« Reply #49 on: June 13, 2018, 07:27:26 AM »
I'm not retired yet but just have moved my folks near is in a CCRC.   They are where they need to be for services, etc.  My 94yo Dad still insists on driving and my 88yo Mom has beginnings of dementia.
I don't mind putting off retirement a few more years for several reasons:

1. we are the sandwich generation.  Our youngest is 21yo and the kids are still boomeranging occasionally, due to life and financial events.  I want to keep my earned income awhile longer until they stabilize
2.  If I retire, my Mom will expect me to be visiting everyday for every little thing, even though it's a 45min drive each way. It would drive me nuts

My parents have become my biggest source of stress in my life.  My Mom is constantly calling during the day spiralling over minor stuff, even though she knows I'm at work. Paranoia has set in also.  She is convinced people are stealing things, even though she constantly.  Lately, she is missing a coat and is convinced my wife took it and gave it to her Mom.   The regular calls about my wife "stealing" is getting old.
This is such a hallmark of this fucking disease! It's just a way of compensating for losing things.

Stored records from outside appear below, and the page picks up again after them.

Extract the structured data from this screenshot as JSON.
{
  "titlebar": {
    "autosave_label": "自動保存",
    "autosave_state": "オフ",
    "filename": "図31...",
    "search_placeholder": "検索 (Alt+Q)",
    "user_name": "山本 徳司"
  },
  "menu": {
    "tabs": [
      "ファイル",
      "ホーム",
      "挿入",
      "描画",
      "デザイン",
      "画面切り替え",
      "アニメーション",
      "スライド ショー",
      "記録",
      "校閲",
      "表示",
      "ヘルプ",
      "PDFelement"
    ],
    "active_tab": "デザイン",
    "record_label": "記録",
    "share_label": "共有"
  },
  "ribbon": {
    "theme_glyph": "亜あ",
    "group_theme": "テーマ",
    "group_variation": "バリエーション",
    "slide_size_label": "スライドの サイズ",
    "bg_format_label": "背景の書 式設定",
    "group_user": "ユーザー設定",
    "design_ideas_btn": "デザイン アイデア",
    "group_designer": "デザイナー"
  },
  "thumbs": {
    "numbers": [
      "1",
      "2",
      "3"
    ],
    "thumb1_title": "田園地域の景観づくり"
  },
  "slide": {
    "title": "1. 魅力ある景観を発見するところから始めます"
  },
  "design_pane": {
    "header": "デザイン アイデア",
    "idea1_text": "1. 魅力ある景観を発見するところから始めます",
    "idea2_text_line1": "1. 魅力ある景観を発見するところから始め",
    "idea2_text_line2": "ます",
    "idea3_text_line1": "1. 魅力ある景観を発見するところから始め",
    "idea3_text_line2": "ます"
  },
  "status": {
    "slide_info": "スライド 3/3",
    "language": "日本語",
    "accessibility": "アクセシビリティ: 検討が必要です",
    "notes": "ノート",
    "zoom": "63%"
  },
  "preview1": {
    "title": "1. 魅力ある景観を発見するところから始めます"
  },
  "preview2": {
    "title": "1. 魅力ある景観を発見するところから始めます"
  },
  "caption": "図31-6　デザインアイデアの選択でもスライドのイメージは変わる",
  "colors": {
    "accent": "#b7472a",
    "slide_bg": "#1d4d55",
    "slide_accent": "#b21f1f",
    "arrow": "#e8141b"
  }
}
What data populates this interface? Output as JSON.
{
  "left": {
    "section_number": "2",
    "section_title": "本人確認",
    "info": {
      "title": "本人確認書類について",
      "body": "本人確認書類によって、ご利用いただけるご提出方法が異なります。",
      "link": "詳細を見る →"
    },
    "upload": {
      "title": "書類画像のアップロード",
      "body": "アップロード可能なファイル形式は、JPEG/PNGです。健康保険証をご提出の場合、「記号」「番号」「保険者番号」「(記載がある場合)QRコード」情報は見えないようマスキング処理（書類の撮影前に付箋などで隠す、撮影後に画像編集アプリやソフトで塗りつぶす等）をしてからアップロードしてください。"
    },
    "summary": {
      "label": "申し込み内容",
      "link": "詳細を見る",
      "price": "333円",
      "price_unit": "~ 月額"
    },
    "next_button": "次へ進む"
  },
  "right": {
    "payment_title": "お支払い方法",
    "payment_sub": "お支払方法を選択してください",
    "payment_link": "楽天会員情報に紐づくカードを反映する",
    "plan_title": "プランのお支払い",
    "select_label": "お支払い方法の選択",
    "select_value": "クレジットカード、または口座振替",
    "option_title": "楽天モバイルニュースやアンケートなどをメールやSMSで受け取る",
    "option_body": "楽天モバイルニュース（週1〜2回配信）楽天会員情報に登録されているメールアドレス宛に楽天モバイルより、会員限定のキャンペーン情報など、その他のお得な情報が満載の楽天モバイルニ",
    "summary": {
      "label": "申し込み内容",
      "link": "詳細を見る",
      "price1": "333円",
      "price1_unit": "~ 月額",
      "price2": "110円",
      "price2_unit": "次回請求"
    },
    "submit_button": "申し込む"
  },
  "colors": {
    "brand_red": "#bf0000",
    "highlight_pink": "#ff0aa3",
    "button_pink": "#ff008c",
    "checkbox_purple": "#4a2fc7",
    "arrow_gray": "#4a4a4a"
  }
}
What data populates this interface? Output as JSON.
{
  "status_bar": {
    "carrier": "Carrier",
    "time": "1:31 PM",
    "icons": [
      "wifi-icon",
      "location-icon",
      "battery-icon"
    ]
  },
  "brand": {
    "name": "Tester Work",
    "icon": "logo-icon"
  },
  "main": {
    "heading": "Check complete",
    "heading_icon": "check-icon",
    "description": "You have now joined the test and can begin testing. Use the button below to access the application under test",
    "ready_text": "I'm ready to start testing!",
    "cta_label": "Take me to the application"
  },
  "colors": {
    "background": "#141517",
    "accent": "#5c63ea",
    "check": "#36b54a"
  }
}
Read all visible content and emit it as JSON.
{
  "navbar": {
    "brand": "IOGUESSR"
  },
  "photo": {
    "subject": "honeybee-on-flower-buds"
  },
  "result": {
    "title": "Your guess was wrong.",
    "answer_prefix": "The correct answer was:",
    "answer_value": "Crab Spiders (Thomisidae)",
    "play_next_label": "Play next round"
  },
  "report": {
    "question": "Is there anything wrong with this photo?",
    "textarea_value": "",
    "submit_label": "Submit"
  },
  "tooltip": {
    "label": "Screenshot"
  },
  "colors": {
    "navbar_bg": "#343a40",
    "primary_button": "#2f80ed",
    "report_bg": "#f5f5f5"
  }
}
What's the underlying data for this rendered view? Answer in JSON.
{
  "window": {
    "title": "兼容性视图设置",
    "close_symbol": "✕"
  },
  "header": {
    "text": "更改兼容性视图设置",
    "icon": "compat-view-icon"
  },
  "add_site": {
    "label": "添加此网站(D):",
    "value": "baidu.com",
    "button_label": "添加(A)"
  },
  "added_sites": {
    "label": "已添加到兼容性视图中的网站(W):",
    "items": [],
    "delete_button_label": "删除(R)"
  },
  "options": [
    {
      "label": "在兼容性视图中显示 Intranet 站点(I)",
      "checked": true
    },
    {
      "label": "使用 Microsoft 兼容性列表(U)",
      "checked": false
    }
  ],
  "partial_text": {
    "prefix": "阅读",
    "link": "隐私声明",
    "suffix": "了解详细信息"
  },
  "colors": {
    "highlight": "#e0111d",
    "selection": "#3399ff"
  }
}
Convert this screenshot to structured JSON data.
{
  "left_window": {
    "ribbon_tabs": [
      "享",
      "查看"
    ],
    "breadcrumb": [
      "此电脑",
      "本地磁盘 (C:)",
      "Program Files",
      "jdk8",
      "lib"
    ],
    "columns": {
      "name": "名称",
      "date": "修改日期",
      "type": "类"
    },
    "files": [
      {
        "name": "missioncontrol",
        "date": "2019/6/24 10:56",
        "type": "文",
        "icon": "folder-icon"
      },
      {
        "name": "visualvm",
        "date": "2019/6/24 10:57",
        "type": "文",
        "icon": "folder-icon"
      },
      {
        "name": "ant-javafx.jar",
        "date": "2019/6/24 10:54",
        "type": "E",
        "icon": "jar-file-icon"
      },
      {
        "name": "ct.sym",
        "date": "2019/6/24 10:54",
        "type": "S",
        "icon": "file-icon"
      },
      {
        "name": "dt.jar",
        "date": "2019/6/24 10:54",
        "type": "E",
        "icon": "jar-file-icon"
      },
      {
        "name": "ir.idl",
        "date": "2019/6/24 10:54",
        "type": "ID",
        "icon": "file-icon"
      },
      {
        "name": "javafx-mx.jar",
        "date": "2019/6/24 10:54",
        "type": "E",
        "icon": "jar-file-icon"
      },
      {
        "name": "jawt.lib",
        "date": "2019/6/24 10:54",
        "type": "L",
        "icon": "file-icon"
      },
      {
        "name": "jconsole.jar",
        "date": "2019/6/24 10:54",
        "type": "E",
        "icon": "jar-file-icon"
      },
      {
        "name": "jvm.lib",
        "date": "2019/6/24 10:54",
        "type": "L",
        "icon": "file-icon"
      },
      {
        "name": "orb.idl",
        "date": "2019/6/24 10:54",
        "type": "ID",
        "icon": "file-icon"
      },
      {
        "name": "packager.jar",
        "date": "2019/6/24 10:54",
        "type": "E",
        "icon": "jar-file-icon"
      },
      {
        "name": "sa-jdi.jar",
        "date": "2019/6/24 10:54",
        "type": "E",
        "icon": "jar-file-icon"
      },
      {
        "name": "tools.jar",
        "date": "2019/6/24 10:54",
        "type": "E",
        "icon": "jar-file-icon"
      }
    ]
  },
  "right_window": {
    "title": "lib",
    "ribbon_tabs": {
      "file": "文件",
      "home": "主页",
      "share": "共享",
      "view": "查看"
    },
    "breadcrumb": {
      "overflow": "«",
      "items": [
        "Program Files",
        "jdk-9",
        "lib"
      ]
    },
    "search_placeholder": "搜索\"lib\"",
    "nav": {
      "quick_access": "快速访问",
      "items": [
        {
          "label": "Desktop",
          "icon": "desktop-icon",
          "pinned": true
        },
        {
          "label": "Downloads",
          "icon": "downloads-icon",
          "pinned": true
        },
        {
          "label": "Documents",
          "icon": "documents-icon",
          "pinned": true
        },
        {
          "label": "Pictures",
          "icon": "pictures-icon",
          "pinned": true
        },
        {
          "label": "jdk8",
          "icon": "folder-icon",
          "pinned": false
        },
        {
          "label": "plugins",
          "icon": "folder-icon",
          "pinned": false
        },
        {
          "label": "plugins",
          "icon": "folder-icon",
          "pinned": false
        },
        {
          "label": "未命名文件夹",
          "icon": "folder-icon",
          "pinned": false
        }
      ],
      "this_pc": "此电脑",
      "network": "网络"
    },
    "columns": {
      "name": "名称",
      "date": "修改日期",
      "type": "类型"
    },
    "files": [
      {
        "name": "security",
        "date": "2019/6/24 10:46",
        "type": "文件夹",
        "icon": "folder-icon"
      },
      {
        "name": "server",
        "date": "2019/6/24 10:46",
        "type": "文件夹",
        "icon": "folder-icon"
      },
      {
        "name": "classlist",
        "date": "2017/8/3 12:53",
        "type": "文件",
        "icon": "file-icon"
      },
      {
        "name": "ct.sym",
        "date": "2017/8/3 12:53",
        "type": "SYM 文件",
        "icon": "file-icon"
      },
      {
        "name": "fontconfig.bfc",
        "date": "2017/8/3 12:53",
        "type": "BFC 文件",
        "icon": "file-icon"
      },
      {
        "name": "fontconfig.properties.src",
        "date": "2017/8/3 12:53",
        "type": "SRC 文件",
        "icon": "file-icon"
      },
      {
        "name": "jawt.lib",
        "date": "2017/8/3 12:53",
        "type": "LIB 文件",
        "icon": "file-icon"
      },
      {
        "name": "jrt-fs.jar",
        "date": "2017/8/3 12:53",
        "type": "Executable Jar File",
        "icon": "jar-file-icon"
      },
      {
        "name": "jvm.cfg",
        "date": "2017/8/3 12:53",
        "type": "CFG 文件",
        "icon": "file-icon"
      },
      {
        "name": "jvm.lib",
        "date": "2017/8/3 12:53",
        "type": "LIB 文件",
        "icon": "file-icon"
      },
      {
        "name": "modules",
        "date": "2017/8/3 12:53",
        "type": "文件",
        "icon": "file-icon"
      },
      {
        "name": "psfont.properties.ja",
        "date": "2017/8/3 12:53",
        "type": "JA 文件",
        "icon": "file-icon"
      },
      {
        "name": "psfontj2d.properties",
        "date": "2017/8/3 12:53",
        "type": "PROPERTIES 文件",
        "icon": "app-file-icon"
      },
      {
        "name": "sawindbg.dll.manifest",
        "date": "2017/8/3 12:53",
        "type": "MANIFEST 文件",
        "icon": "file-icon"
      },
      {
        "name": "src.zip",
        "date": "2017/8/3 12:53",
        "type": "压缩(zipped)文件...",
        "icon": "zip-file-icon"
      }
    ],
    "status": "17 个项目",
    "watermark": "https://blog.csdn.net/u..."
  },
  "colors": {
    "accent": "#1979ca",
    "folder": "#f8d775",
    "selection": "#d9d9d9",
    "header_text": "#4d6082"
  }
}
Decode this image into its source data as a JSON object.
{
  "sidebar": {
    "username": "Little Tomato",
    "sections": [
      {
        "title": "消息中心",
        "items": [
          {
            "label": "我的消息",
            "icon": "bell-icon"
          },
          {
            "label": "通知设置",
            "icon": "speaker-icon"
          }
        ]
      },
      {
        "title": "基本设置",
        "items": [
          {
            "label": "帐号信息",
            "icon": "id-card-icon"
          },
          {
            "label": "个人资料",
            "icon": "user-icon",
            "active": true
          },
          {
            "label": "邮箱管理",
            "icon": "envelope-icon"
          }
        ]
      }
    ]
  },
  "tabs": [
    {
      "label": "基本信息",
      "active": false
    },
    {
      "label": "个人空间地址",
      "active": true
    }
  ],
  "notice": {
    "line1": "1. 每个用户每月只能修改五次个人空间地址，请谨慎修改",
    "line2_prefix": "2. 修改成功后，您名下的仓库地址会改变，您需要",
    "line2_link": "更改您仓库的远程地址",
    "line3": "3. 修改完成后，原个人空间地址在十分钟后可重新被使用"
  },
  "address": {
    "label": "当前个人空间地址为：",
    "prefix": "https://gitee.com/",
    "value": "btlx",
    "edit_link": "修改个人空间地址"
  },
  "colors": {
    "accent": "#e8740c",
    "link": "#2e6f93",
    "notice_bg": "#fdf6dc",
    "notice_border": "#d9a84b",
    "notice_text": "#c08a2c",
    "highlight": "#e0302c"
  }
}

Just keep translating "someone stole X" into "Mom can't find X". When my MIL doesn't want to do something - typically grooming related, she always says "I just had it done when I was visiting my sister in [sister's town]." No, you have never visited your sister in [sister's town]. How the hell does she remember where her sister lives? Further, Sister resents MIL because when their own mother had ALZ, MIL shipped her off to Sister, and apparently never once visited. For ten years!

The only comfort when this shit happens is knowing that It's not her, it's the disease. Please, please make sure your wife understands this. In my MIL's case, I think she might have some guilt over how she treated her Mom and Sister. Perhaps your MIL knows in her gut she wasn't as nice to your wife as she could have been.

I was going to add another thing, but I see Jakejake has that point covered.